Cas­sidy wears a jersey not with a play­er’s name on the back but the word: Remem­be­ring‘ the number 96 and Y.N.W.A.‘ written below it. Initials of the famous Liver­pool song: You’ll never walk alone. When he stands in front of the plaque to pause people turn and stare at him. Some even take photos of him. For Cas­sidy’s jersey is not red, it is blue. It is one from Everton FC.

A day of Scouse gonzo“ – pho­to­gra­pher’s note

Our brief was to walk from Goodison Park to Anfield collec­ting pic­tures and sto­ries that told of the area, its people and the changes to both as money flowed into foot­ball, but didn’t necessa­rily find its way into the city. In a day of scouse Gonzo, we allowed the story to pull us along, to church, Susan’s Salon, several boo­zers and Stanley Park, the gran­diose Vic­to­rian centre ground.

11 Freunde has the grass roots of foot­ball at its heart so a fea­ture on the people and places sur­roun­ding the Liver­pool giants seen in it’s pages seems apt.

In June, on the days sur­roun­ding the Cham­pions League final in Berlin, the spreads were used to adver­tise the maga­zine across the city, proudly pla­cing the gritty, boarded-up rea­li­ties of tra­di­tional foot­ball into the monied gla­mour of Europe’s most glit­te­ring prize.

David Oates, Web­site: https://​www​.davi​doates​.net/​g​o​o​d​i​s​o​n​-​t​o​-​a​n​f​i​e​l​d​-​w​i​t​h​-​1​1​-​f​r​e​unde/ ; Twitter: @DavidOatesPhoto
Con­tact details of the editor: ron.​ulrich@​11freunde.​de / twitter: @RonUlrich11
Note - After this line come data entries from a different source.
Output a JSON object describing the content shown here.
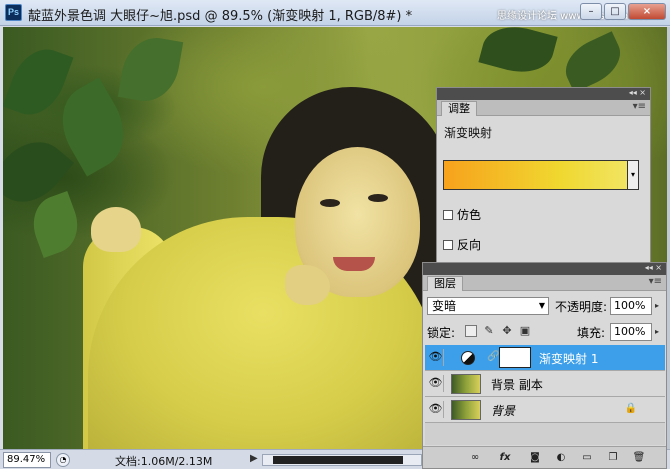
{
  "window": {
    "app_icon": "Ps",
    "title": "靛蓝外景色调 大眼仔~旭.psd @ 89.5% (渐变映射 1, RGB/8#) *",
    "watermark": "思缘设计论坛 www.missvuan.com",
    "minimize": "–",
    "maximize": "□",
    "close": "×"
  },
  "status_bar": {
    "zoom": "89.47%",
    "doc_info": "文档:1.06M/2.13M",
    "arrow": "▶"
  },
  "adjustments_panel": {
    "collapse": "◂◂",
    "close": "×",
    "tab": "调整",
    "menu": "▾≡",
    "title": "渐变映射",
    "gradient_dropdown": "▾",
    "options": [
      {
        "label": "仿色",
        "checked": false
      },
      {
        "label": "反向",
        "checked": false
      }
    ],
    "gradient_colors": [
      "#f7a21c",
      "#f0d830",
      "#f1e66a"
    ]
  },
  "layers_panel": {
    "collapse": "◂◂",
    "close": "×",
    "tab": "图层",
    "menu": "▾≡",
    "blend_mode": "变暗",
    "opacity_label": "不透明度:",
    "opacity_value": "100%",
    "lock_label": "锁定:",
    "fill_label": "填充:",
    "fill_value": "100%",
    "layers": [
      {
        "name": "渐变映射 1",
        "selected": true,
        "visible": true
      },
      {
        "name": "背景 副本",
        "selected": false,
        "visible": true
      },
      {
        "name": "背景",
        "selected": false,
        "visible": true,
        "locked": true
      }
    ],
    "selection_color": "#3d9fe9"
  }
}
The map we handed over to the workers in the 11FREUNDE layout. A bit order­less. Examples: Nr. 3 – Sus­an’s salon, Nr. 11 – Billy, Nr. 16 – Eileen

More videos on this topic from the Guar­dian we highly recom­mend to watch:

Everton

Liver­pool

Thanks to Martin Per­cival, Tom Reed und James Cor­bett for hel­ping with the trans­la­tion.